Find all lines in the records that include the word "title", and copy them out.

(Records from a dataset)
....
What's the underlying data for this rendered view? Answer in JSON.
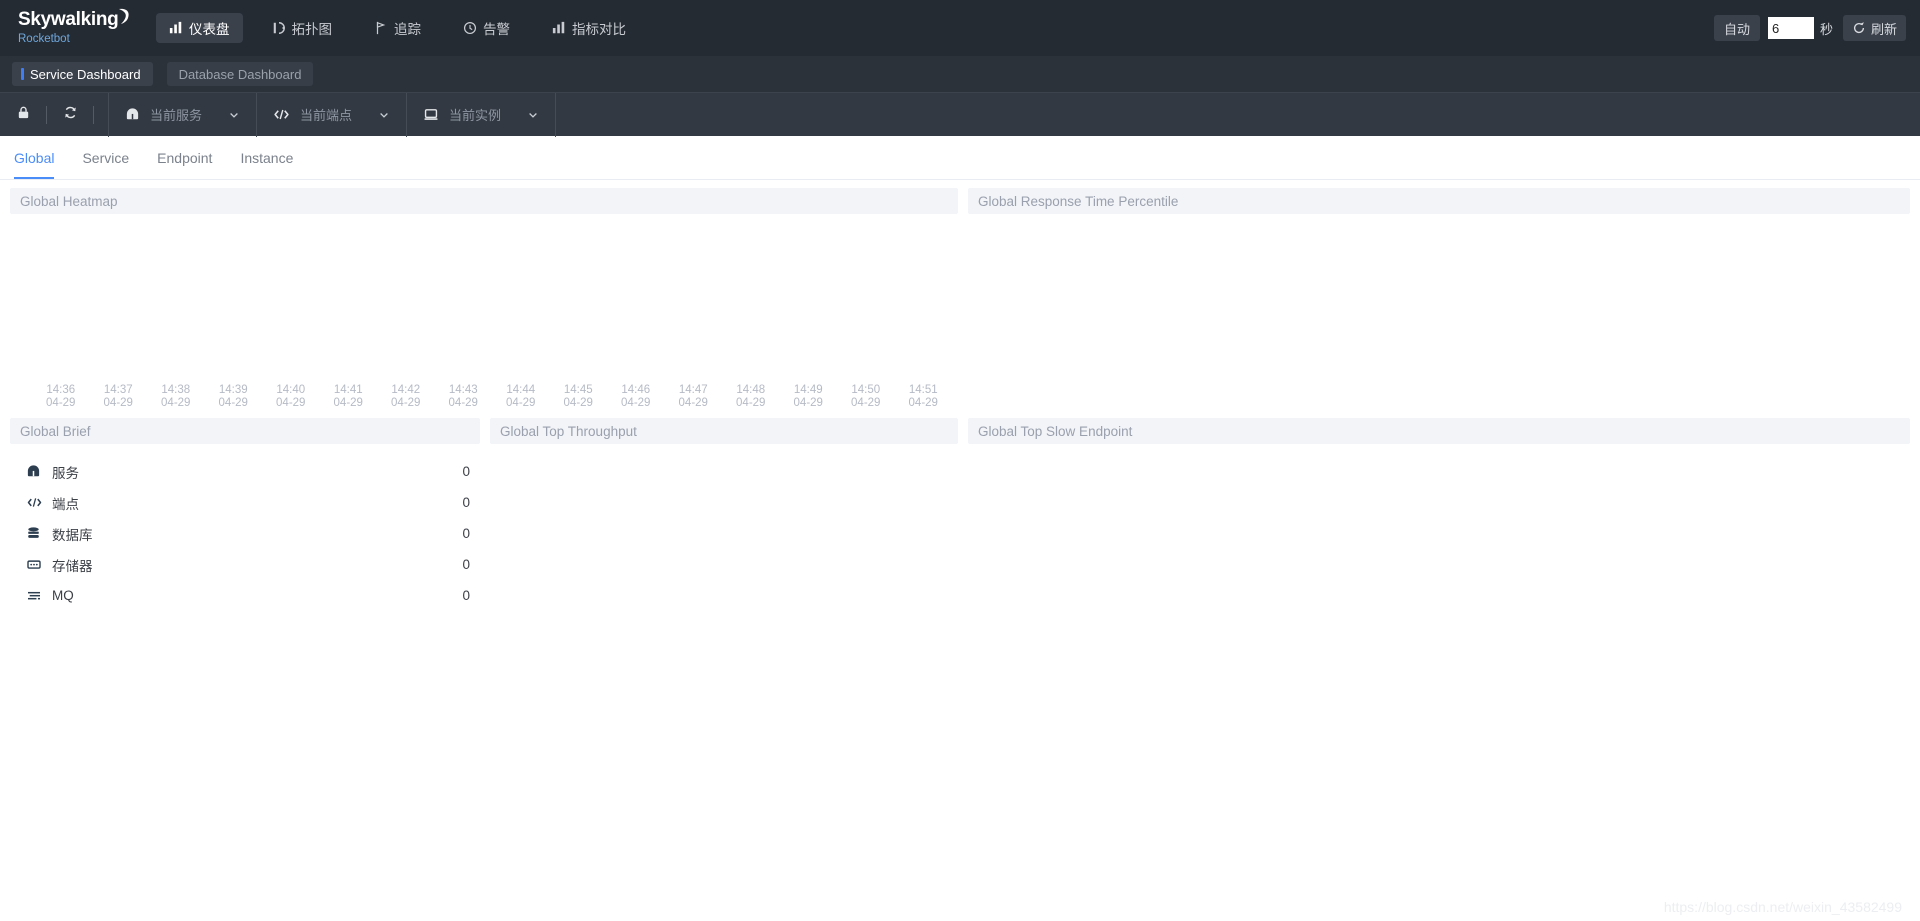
{
  "header": {
    "logo_main": "Skywalking",
    "logo_sub": "Rocketbot",
    "nav": [
      {
        "label": "仪表盘",
        "icon": "dashboard-icon",
        "active": true
      },
      {
        "label": "拓扑图",
        "icon": "topology-icon",
        "active": false
      },
      {
        "label": "追踪",
        "icon": "trace-icon",
        "active": false
      },
      {
        "label": "告警",
        "icon": "alarm-icon",
        "active": false
      },
      {
        "label": "指标对比",
        "icon": "compare-icon",
        "active": false
      }
    ],
    "auto_label": "自动",
    "auto_value": "6",
    "seconds_label": "秒",
    "refresh_label": "刷新",
    "refresh_icon": "refresh-icon"
  },
  "dashboard_tabs": [
    {
      "label": "Service Dashboard",
      "active": true
    },
    {
      "label": "Database Dashboard",
      "active": false
    }
  ],
  "toolbar": {
    "lock_icon": "lock-icon",
    "reload_icon": "reload-icon",
    "selectors": [
      {
        "icon": "service-icon",
        "label": "当前服务",
        "caret": "chevron-down-icon"
      },
      {
        "icon": "endpoint-icon",
        "label": "当前端点",
        "caret": "chevron-down-icon"
      },
      {
        "icon": "instance-icon",
        "label": "当前实例",
        "caret": "chevron-down-icon"
      }
    ]
  },
  "subtabs": [
    {
      "label": "Global",
      "active": true
    },
    {
      "label": "Service",
      "active": false
    },
    {
      "label": "Endpoint",
      "active": false
    },
    {
      "label": "Instance",
      "active": false
    }
  ],
  "panels": {
    "heatmap": {
      "title": "Global Heatmap"
    },
    "percentile": {
      "title": "Global Response Time Percentile"
    },
    "brief": {
      "title": "Global Brief"
    },
    "top_throughput": {
      "title": "Global Top Throughput"
    },
    "top_slow_endpoint": {
      "title": "Global Top Slow Endpoint"
    }
  },
  "chart_data": {
    "type": "heatmap",
    "title": "Global Heatmap",
    "xlabel": "",
    "ylabel": "",
    "grid": false,
    "legend": "none",
    "x_tick_times": [
      "14:36",
      "14:37",
      "14:38",
      "14:39",
      "14:40",
      "14:41",
      "14:42",
      "14:43",
      "14:44",
      "14:45",
      "14:46",
      "14:47",
      "14:48",
      "14:49",
      "14:50",
      "14:51"
    ],
    "x_tick_dates": [
      "04-29",
      "04-29",
      "04-29",
      "04-29",
      "04-29",
      "04-29",
      "04-29",
      "04-29",
      "04-29",
      "04-29",
      "04-29",
      "04-29",
      "04-29",
      "04-29",
      "04-29",
      "04-29"
    ],
    "values": [],
    "note": "no data rendered"
  },
  "global_brief": {
    "columns": [
      "name",
      "value"
    ],
    "rows": [
      {
        "icon": "service-icon",
        "label": "服务",
        "value": "0"
      },
      {
        "icon": "endpoint-icon",
        "label": "端点",
        "value": "0"
      },
      {
        "icon": "database-icon",
        "label": "数据库",
        "value": "0"
      },
      {
        "icon": "cache-icon",
        "label": "存储器",
        "value": "0"
      },
      {
        "icon": "mq-icon",
        "label": "MQ",
        "value": "0"
      }
    ]
  },
  "watermark": "https://blog.csdn.net/weixin_43582499",
  "colors": {
    "header_bg": "#252b33",
    "tabs_bg": "#2c323a",
    "toolbar_bg": "#333942",
    "accent_blue": "#4a8df8",
    "panel_head_bg": "#f2f4f8"
  }
}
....
#### [Solution]
      "title": "Global Heatmap"
      "title": "Global Response Time Percentile"
      "title": "Global Brief"
      "title": "Global Top Throughput"
      "title": "Global Top Slow Endpoint"
    "title": "Global Heatmap",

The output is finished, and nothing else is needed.